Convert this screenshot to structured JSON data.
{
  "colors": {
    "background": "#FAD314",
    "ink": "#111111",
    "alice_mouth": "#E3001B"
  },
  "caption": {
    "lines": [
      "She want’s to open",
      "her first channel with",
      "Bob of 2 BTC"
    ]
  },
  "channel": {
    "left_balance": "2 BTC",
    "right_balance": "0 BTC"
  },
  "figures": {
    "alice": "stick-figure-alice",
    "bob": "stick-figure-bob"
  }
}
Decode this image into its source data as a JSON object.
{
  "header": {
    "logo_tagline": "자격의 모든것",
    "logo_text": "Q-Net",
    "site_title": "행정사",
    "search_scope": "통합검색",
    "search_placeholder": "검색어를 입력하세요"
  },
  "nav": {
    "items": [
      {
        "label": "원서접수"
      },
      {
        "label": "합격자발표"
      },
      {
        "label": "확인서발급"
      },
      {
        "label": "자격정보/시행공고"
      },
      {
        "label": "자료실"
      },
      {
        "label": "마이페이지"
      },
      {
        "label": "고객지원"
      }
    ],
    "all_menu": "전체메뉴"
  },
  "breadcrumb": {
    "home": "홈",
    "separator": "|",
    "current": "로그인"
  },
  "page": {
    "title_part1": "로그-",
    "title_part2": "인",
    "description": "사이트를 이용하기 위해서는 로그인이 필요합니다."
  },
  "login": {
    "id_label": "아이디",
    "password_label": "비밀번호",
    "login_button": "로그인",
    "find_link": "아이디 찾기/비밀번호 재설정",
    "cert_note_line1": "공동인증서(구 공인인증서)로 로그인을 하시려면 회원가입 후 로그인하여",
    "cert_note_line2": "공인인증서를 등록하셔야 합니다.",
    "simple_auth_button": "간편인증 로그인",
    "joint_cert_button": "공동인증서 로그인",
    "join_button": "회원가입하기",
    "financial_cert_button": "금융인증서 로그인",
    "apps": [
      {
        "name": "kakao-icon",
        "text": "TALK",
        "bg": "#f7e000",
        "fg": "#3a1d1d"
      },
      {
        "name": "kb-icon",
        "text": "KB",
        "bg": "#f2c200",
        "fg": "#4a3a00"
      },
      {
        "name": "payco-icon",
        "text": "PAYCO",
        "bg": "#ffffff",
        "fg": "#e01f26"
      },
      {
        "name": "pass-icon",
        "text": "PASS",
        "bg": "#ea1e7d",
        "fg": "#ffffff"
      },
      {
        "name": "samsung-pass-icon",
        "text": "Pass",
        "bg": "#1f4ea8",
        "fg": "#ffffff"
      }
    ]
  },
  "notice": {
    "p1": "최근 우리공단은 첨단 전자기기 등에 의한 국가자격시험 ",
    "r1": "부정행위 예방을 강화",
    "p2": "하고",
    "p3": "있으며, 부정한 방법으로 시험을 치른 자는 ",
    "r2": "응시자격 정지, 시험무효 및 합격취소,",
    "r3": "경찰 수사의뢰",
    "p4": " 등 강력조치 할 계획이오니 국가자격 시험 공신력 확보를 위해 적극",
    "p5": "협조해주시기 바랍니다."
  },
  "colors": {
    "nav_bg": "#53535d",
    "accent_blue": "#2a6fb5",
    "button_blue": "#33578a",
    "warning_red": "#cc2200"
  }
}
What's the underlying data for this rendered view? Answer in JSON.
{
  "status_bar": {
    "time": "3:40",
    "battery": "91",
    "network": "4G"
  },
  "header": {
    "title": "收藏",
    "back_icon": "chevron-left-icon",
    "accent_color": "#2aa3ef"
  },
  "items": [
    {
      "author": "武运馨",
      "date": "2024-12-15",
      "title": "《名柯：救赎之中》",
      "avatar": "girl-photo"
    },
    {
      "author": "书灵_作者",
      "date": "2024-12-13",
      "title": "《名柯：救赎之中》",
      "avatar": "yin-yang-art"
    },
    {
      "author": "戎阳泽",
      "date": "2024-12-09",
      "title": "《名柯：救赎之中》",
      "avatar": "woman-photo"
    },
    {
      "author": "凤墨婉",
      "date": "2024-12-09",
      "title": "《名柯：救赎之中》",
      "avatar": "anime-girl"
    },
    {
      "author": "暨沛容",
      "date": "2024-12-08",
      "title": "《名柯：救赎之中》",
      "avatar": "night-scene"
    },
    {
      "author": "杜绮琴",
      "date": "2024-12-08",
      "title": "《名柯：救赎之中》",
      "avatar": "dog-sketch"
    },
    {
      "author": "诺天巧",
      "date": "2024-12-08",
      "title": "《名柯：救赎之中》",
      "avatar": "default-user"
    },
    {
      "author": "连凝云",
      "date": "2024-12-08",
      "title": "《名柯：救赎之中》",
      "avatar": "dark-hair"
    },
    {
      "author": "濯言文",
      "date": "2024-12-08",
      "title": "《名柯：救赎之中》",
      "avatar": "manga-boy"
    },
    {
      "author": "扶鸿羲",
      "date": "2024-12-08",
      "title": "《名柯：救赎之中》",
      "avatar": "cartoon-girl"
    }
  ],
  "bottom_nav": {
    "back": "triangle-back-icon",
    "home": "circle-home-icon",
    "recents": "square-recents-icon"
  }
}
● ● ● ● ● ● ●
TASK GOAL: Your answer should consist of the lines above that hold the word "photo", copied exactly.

TASK RESPONSE:
      "avatar": "girl-photo"
      "avatar": "woman-photo"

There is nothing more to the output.